Nutter McClennen & Fish LLP has deep roots in Boston and a long-standing reputation for business savvy and pragmatism. Nutter advises clients across a wide range of industries, including life sciences, medical devices, pharmaceuticals, banking and financial services, real estate, energy, and technology. The firm regularly represents major US global corporations and financial institutions, research universities, high technology and emerging companies, investors, developers, foundations, and families that select Nutter for the quality of its lawyers and its depth as a multi-service firm. Nutter was co-founded by Louis D Brandeis, who later became a renowned justice of the US Supreme Court. The founding partners’ rich legacy continues to inspire and set an example for the firm. Today Nutter upholds the same standard of focused dedication, innovation, and unwavering commitment to client service that they set over a century ago.
• Number of 1st year associates: 7
• Number of 2nd year associates: 6
• Associate Salaries: 1st Year: $160,000
• 2nd Year: Not lock step, based on a core competency system
• Clerking policy: Case by case
Law Schools attending for OCIs in 2017:
Boston College, Boston University, Harvard, New England School of Law, Northeastern School of Law, and Suffolk University
Job Fairs: Boston Lawyers Group Job Fair (diversity fair) and Patent Law Interview Program
Summer associate profile:
Strong academic record. Intelligent, enthusiastic, confident and results-oriented team players with demonstrated interpersonal and communication skills.
Summer program components:
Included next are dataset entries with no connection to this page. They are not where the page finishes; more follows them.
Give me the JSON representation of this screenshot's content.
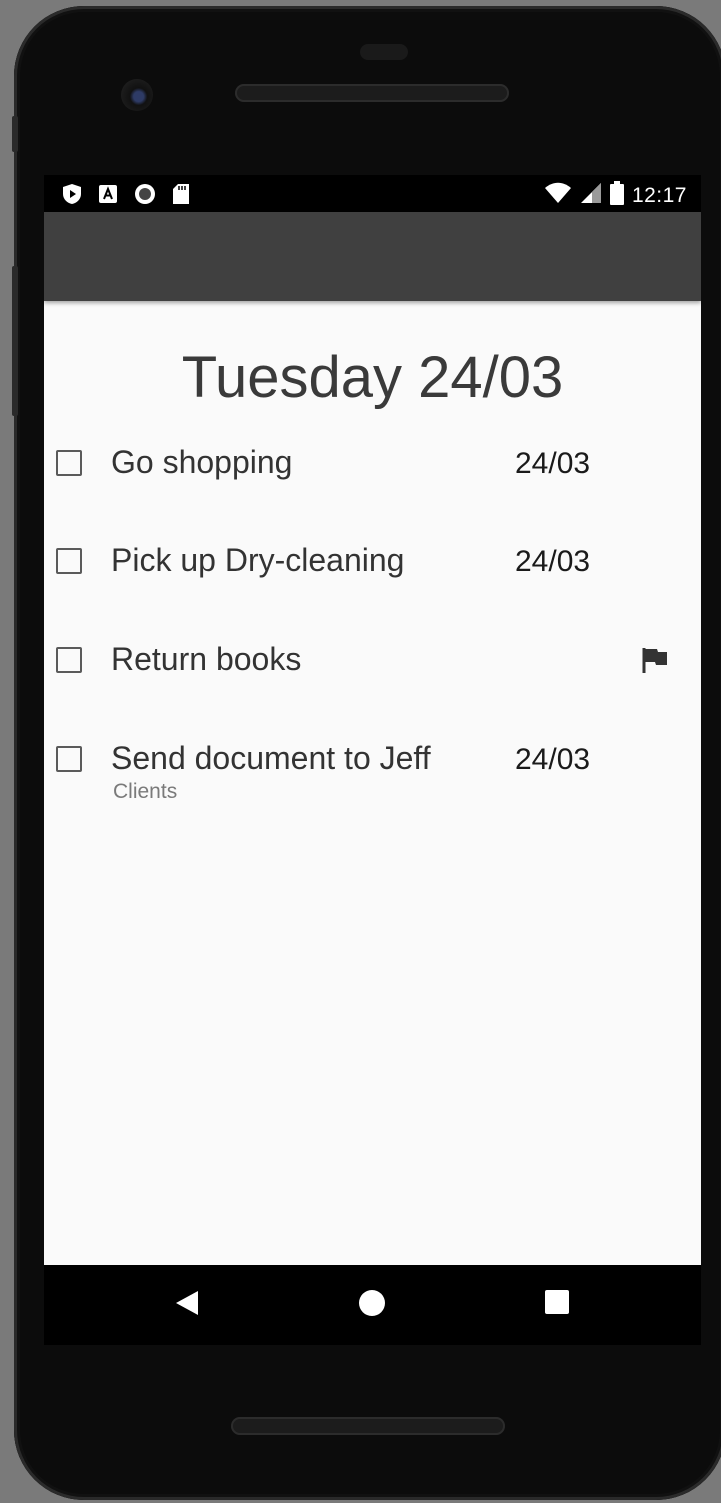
{
  "status_bar": {
    "time": "12:17",
    "left_icons": [
      "play-protect-icon",
      "a-icon",
      "circle-icon",
      "sd-card-icon"
    ],
    "right_icons": [
      "wifi-icon",
      "signal-icon",
      "battery-icon"
    ]
  },
  "app_bar": {
    "color": "#404040"
  },
  "header": {
    "title": "Tuesday 24/03"
  },
  "tasks": [
    {
      "title": "Go shopping",
      "date": "24/03",
      "subtitle": "",
      "flagged": false
    },
    {
      "title": "Pick up Dry-cleaning",
      "date": "24/03",
      "subtitle": "",
      "flagged": false
    },
    {
      "title": "Return books",
      "date": "",
      "subtitle": "",
      "flagged": true
    },
    {
      "title": "Send document to Jeff",
      "date": "24/03",
      "subtitle": "Clients",
      "flagged": false
    }
  ],
  "nav_bar": {
    "buttons": [
      "back-icon",
      "home-icon",
      "recents-icon"
    ]
  }
}
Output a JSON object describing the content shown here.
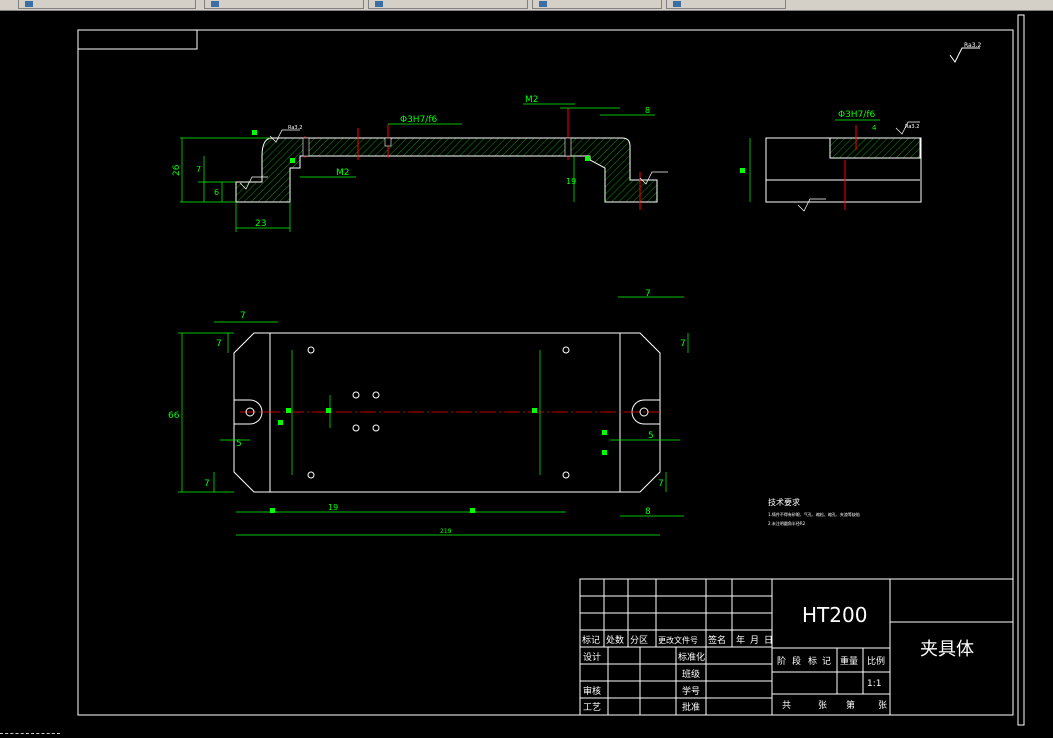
{
  "taskbar": {
    "buttons": [
      {
        "label": "",
        "icon": "window-icon"
      },
      {
        "label": "",
        "icon": "window-icon"
      },
      {
        "label": "",
        "icon": "window-icon"
      },
      {
        "label": "",
        "icon": "window-icon"
      },
      {
        "label": "",
        "icon": "window-icon"
      }
    ]
  },
  "drawing": {
    "colors": {
      "background": "#000000",
      "border": "#ffffff",
      "dim": "#00ff00",
      "center": "#ff0000",
      "part": "#ffffff"
    },
    "top_view_labels": {
      "fit1": "Φ3H7/f6",
      "m2_top": "M2",
      "m2_mid": "M2",
      "dim_8_top": "8",
      "dim_26": "26",
      "dim_7": "7",
      "dim_6": "6",
      "dim_23": "23",
      "dim_19": "19",
      "rough": "Ra3.2"
    },
    "side_view_labels": {
      "fit2": "Φ3H7/f6",
      "rough": "Ra3.2",
      "dim_4": "4"
    },
    "plan_labels": {
      "d7_tl": "7",
      "d7_tl2": "7",
      "d66": "66",
      "d5_l": "5",
      "d7_bl": "7",
      "d19": "19",
      "d7_tr": "7",
      "d7_tr2": "7",
      "d5_r": "5",
      "d7_br": "7",
      "d8_br": "8",
      "d_total": "219"
    },
    "tech_req": {
      "title": "技术要求",
      "line1": "1.铸件不得有砂眼、气孔、缩松、缩孔、夹渣等缺陷",
      "line2": "2.未注明圆角半径R2"
    },
    "title_block": {
      "material": "HT200",
      "part_name": "夹具体",
      "headers": [
        "标记",
        "处数",
        "分区",
        "更改文件号",
        "签名",
        "年",
        "月",
        "日"
      ],
      "left_rows": [
        "设计",
        "",
        "审核",
        "工艺"
      ],
      "mid_rows": [
        "标准化",
        "班级",
        "学号",
        "批准"
      ],
      "stage_row": [
        "阶",
        "段",
        "标",
        "记",
        "重量",
        "比例"
      ],
      "scale": "1:1",
      "sheet_row": [
        "共",
        "张",
        "第",
        "张"
      ]
    }
  }
}
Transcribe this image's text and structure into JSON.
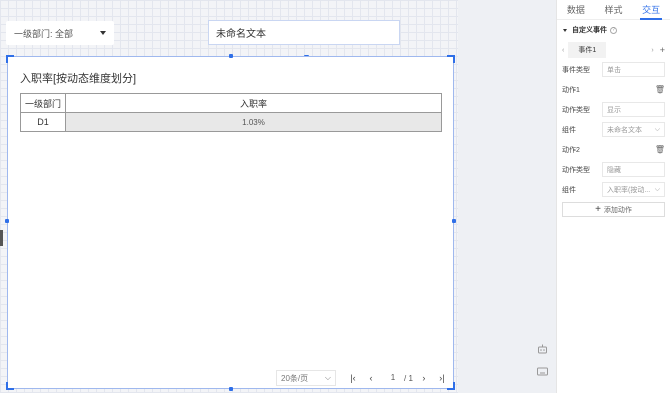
{
  "canvas": {
    "dept_filter": {
      "label": "一级部门: 全部"
    },
    "text_widget": {
      "text": "未命名文本"
    },
    "table_widget": {
      "title": "入职率[按动态维度划分]",
      "columns": [
        "一级部门",
        "入职率"
      ],
      "rows": [
        [
          "D1",
          "1.03%"
        ]
      ],
      "pagination": {
        "page_size": "20条/页",
        "current_page": "1",
        "total_pages": "/ 1"
      }
    }
  },
  "panel": {
    "tabs": [
      "数据",
      "样式",
      "交互"
    ],
    "active_tab": "交互",
    "section_title": "自定义事件",
    "event_tab": "事件1",
    "event_type_label": "事件类型",
    "event_type_value": "单击",
    "actions": [
      {
        "title": "动作1",
        "type_label": "动作类型",
        "type_value": "显示",
        "component_label": "组件",
        "component_value": "未命名文本"
      },
      {
        "title": "动作2",
        "type_label": "动作类型",
        "type_value": "隐藏",
        "component_label": "组件",
        "component_value": "入职率(按动..."
      }
    ],
    "add_action": "添加动作"
  },
  "colors": {
    "accent": "#2f6fe8"
  },
  "icons": [
    "chevron-down-icon",
    "first-page-icon",
    "prev-page-icon",
    "next-page-icon",
    "last-page-icon",
    "trash-icon",
    "plus-icon",
    "help-icon",
    "robot-icon",
    "keyboard-icon"
  ]
}
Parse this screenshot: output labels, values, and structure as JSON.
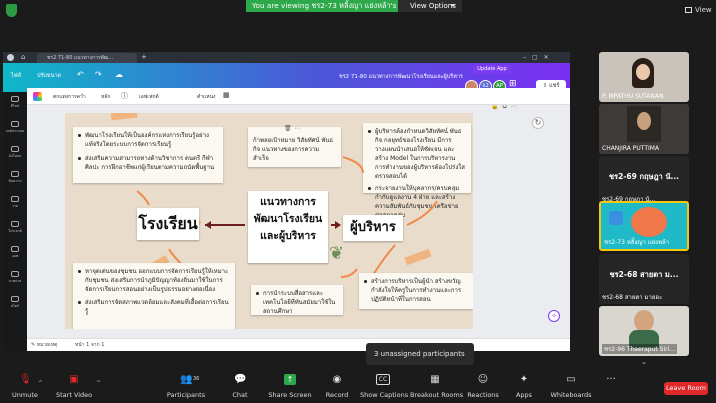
{
  "zoom": {
    "view_banner": "You are viewing ชร2-73 หลิ้งญา แย่งหล้า's screen",
    "view_options": "View Options",
    "view_button": "View"
  },
  "canva": {
    "tab_title": "ชร2 71-80 แนวทางการพัฒ...",
    "title": "ชร2 71-80 แนวทางการพัฒนาโรงเรียนและผู้บริหาร",
    "menu": [
      "ไฟล์",
      "ปรับขนาด"
    ],
    "update_button": "Update App",
    "share_button": "แชร์",
    "collaborators": [
      "จ2",
      "AP"
    ],
    "toolbar": [
      "ตกแต่งการคว่ำ",
      "หลัก",
      "เอฟเฟกต์",
      "ตำแหน่ง"
    ],
    "side_items": [
      "ดีไซน์",
      "องค์ประกอบ",
      "อัปโหลด",
      "ข้อความ",
      "วาด",
      "โปรเจกต์",
      "แอพ",
      "ภาพถ่าย",
      "สไตล์"
    ],
    "board": {
      "school_title": "โรงเรียน",
      "admin_title": "ผู้บริหาร",
      "center_title": "แนวทางการ\nพัฒนาโรงเรียน\nและผู้บริหาร",
      "note_top_left": [
        "พัฒนาโรงเรียนให้เป็นองค์กรแห่งการเรียนรู้อย่างแท้จริงโดยระบบการจัดการเรียนรู้",
        "ส่งเสริมความสามารถทางด้านวิชาการ ดนตรี กีฬา ศิลปะ การฝึกอาชีพแก่ผู้เรียนตามความถนัดพื้นฐาน"
      ],
      "note_top_center": "ก้าพลอเป้าหมาย วิสัยทัศน์ พันธกิจ แนวทางของการความสำเร็จ",
      "note_top_right": [
        "ผู้บริหารต้องกำหนดวิสัยทัศน์ พันธกิจ กลยุทธ์ของโรงเรียน มีการวางแผนนำเสนอให้ชัดเจน และสร้าง Model ในการบริหารงาน การทำงานของผู้บริหารต้องโปร่งใสตรวจสอบได้",
        "กระจายงานให้บุคลากร/ครบคลุม กำกับดูแลงาน 4 ฝ่าย และสร้างความสัมพันธ์กับชุมชน เครือข่ายต่อสภาคล่ม"
      ],
      "note_bottom_left": [
        "หาจุดเด่นของชุมชน ออกแบบการจัดการเรียนรู้ให้เหมาะกับชุมชน ส่งเสริมการนำภูมิปัญญาท้องถิ่นมาใช้ในการจัดการเรียนการสอนอย่างเป็นรูปธรรมอย่างต่อเนื่อง",
        "ส่งเสริมการจัดสภาพแวดล้อมและสังคมที่เอื้อต่อการเรียนรู้"
      ],
      "note_bottom_center": "การนำระบบสื่อสารและเทคโนโลยีที่ทันสมัยมาใช้ในสถานศึกษา",
      "note_bottom_right": "สร้างการบริหารเป็นผู้นำ สร้างขวัญกำลังใจให้ครูในการทำงานและการปฏิบัติหน้าที่ในการสอน"
    },
    "bottom": {
      "notes": "หมายเหตุ",
      "page": "หน้า 1 จาก 1"
    }
  },
  "participants_panel": [
    {
      "name": "P. MPATHU SUTANAN",
      "big": ""
    },
    {
      "name": "CHANJIRA PUTTIMA",
      "big": ""
    },
    {
      "name": "ชร2-69 กฤษฎา นั...",
      "big": "ชร2-69 กฤษฎา นั..."
    },
    {
      "name": "ชร2-73 หลิ้งญา แย่งหล้า",
      "big": ""
    },
    {
      "name": "ชร2-68 สายตา มายอะ",
      "big": "ชร2-68 สายตา ม..."
    },
    {
      "name": "ชร2-96 Thaeraput Siri...",
      "big": ""
    }
  ],
  "popup": "3 unassigned participants",
  "toolbar": {
    "unmute": "Unmute",
    "start_video": "Start Video",
    "participants": "Participants",
    "participants_count": "36",
    "chat": "Chat",
    "share_screen": "Share Screen",
    "record": "Record",
    "show_captions": "Show Captions",
    "breakout": "Breakout Rooms",
    "reactions": "Reactions",
    "apps": "Apps",
    "whiteboards": "Whiteboards",
    "leave": "Leave Room"
  },
  "colors": {
    "zoom_green": "#2da84a",
    "canva_purple": "#7d3cf3",
    "leave_red": "#e02828",
    "tape_orange": "#f0ad73"
  }
}
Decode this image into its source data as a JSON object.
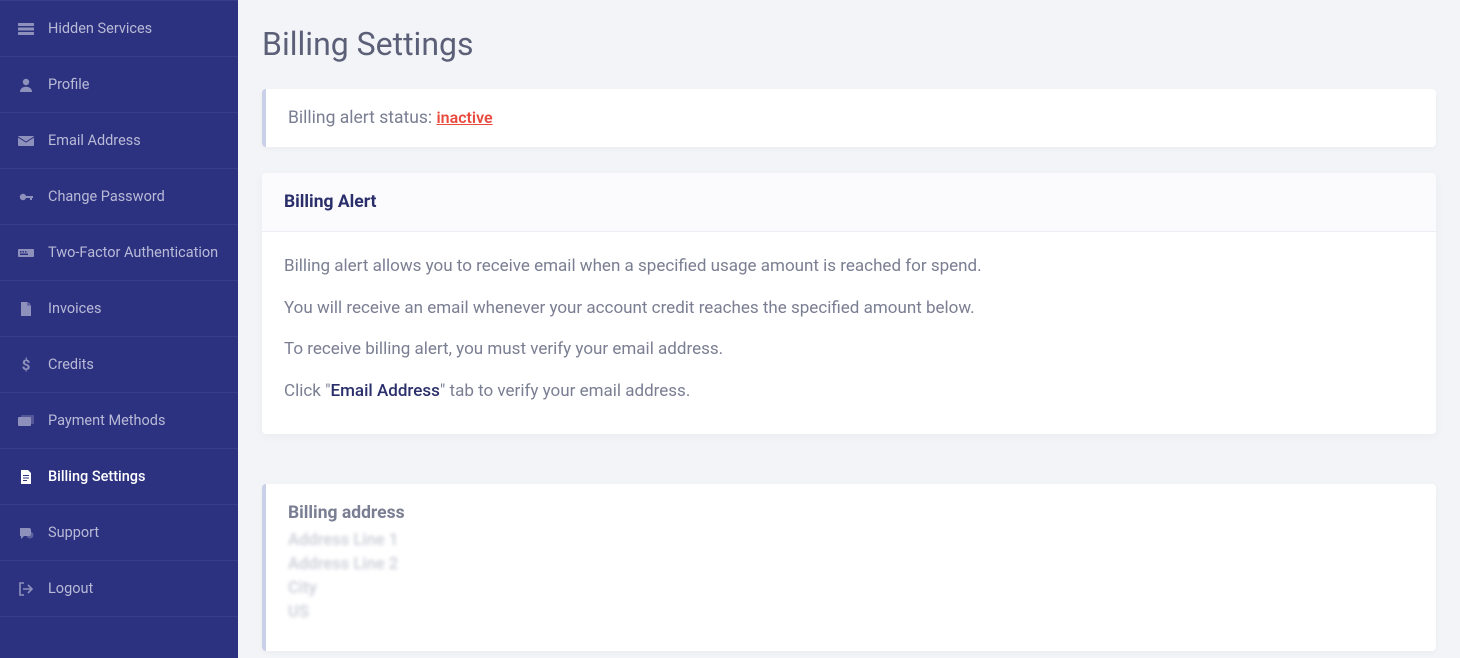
{
  "sidebar": {
    "items": [
      {
        "label": "Hidden Services",
        "icon": "server-icon",
        "active": false
      },
      {
        "label": "Profile",
        "icon": "user-icon",
        "active": false
      },
      {
        "label": "Email Address",
        "icon": "envelope-icon",
        "active": false
      },
      {
        "label": "Change Password",
        "icon": "key-icon",
        "active": false
      },
      {
        "label": "Two-Factor Authentication",
        "icon": "keyboard-icon",
        "active": false
      },
      {
        "label": "Invoices",
        "icon": "file-icon",
        "active": false
      },
      {
        "label": "Credits",
        "icon": "dollar-icon",
        "active": false
      },
      {
        "label": "Payment Methods",
        "icon": "cards-icon",
        "active": false
      },
      {
        "label": "Billing Settings",
        "icon": "document-icon",
        "active": true
      },
      {
        "label": "Support",
        "icon": "chat-icon",
        "active": false
      },
      {
        "label": "Logout",
        "icon": "logout-icon",
        "active": false
      }
    ]
  },
  "page": {
    "title": "Billing Settings",
    "alert_status_label": "Billing alert status: ",
    "alert_status_value": "inactive"
  },
  "billing_alert": {
    "header": "Billing Alert",
    "line1": "Billing alert allows you to receive email when a specified usage amount is reached for spend.",
    "line2": "You will receive an email whenever your account credit reaches the specified amount below.",
    "line3": "To receive billing alert, you must verify your email address.",
    "line4_pre": "Click \"",
    "line4_link": "Email Address",
    "line4_post": "\" tab to verify your email address."
  },
  "billing_address": {
    "header": "Billing address",
    "line1": "Address Line 1",
    "line2": "Address Line 2",
    "city": "City",
    "country": "US"
  }
}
Our approach to the summer experience at Nutter is to provide our summer associates with as complete and accurate a view of the firm and our practice as possible. Summer associates divide their ten weeks between two departments. For those who desire exposure to other areas, assignment coordinators endeavor to provide them with projects tailored to their individual interests. Each summer associate receives two formal reviews, one at midsummer and the other at the end of the program. These reviews are intended to provide the summer associate with guidance and are based upon written evaluations by supervising attorneys. We expect attorneys to provide individual, ongoing, informal feedback to summer associates and encourage summer associates to solicit feedback directly from attorneys. Each summer associate is assigned mentors, from each department to which he or she is assigned. By the end of the program, our goal is for summer associates to have a thorough understanding of our client-base and the work environment they will encounter as full-time associates.